there not to get pinned," Bahr said. "He
comes out at 167 when he's really only
a 42 pounder, and he comes out real
frustrated. But he did his job and he's
helping the team."
At this point, the Wolverines' upper
weight class wrestlers stepped in to
clear up any doubts left about the out-
come of the match.
Senior captain Jesse Rawls Jr. de-
feated Minnesota's Tim Hartung at
177, 6-1. In the 190-pound class, se-
nior Lanre Olibisi recorded another
victory for Michigan, upending Jer-
emy Goeden, 10-4.
The heavyweight match did not live
up to its billing as No. I Billy Pierce
did not represent the Gophers. Instead,

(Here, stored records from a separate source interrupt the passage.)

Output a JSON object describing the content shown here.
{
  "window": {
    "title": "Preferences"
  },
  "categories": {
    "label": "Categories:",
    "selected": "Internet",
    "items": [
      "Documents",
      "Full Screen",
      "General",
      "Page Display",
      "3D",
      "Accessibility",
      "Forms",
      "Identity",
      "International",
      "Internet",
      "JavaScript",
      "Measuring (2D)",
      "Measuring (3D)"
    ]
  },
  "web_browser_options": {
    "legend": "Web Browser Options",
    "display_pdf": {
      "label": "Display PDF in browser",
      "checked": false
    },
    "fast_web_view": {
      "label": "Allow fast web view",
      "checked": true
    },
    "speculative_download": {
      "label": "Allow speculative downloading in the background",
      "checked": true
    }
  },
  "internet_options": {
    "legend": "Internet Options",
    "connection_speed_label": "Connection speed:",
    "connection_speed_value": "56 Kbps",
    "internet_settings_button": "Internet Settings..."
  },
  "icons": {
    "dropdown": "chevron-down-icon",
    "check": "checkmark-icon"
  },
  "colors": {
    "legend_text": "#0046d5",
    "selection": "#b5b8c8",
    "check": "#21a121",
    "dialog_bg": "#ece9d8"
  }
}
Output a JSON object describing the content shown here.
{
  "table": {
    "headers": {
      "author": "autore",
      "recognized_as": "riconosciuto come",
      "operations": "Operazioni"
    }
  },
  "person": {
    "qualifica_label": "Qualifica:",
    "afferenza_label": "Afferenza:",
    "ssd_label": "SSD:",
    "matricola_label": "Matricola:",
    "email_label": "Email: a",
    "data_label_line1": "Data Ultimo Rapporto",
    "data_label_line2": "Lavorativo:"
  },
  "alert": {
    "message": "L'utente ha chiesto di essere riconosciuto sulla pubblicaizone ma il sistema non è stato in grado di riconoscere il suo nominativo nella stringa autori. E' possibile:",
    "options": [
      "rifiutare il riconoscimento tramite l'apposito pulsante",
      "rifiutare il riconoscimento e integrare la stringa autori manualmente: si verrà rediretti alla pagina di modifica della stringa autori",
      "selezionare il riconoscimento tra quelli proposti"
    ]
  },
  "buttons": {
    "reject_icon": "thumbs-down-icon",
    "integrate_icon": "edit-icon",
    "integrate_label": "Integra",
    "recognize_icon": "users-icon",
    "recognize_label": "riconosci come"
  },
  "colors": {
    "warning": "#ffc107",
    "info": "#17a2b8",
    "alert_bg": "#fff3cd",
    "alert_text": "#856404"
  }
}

the meet concluded with a win by
Michigan sophomore Airron
Richardson over Josh Dodd, 7-3.
ated by the match.
"Airron's match was something to
remember," Bahr said. "The crowd
loves it, but it gives me gray hair."
The other critical match of Friday*
event was Michigan freshman Corey
Grant's win over Brett Werkheiser at
134. In recording a 5-2 decision, Grant
also recorded his first Big Ten confer-
Bahr was quick to place emphasis,
on Grant's win.
"The critical win for us was Coreyf
Grant, no question," Bahr said. "We:
needed that win and it equaled Airron
All four of Michigan's ranked wres-}
tiers were successful in the outing,'
including Jeff Catrabone at 158, who:
expanded his winning streak-with a
13-0 major decision over Greg Keigher.
No.4 Jesse Rawls Jr. and Bill Lacure
The Psychology Peer Advisors Present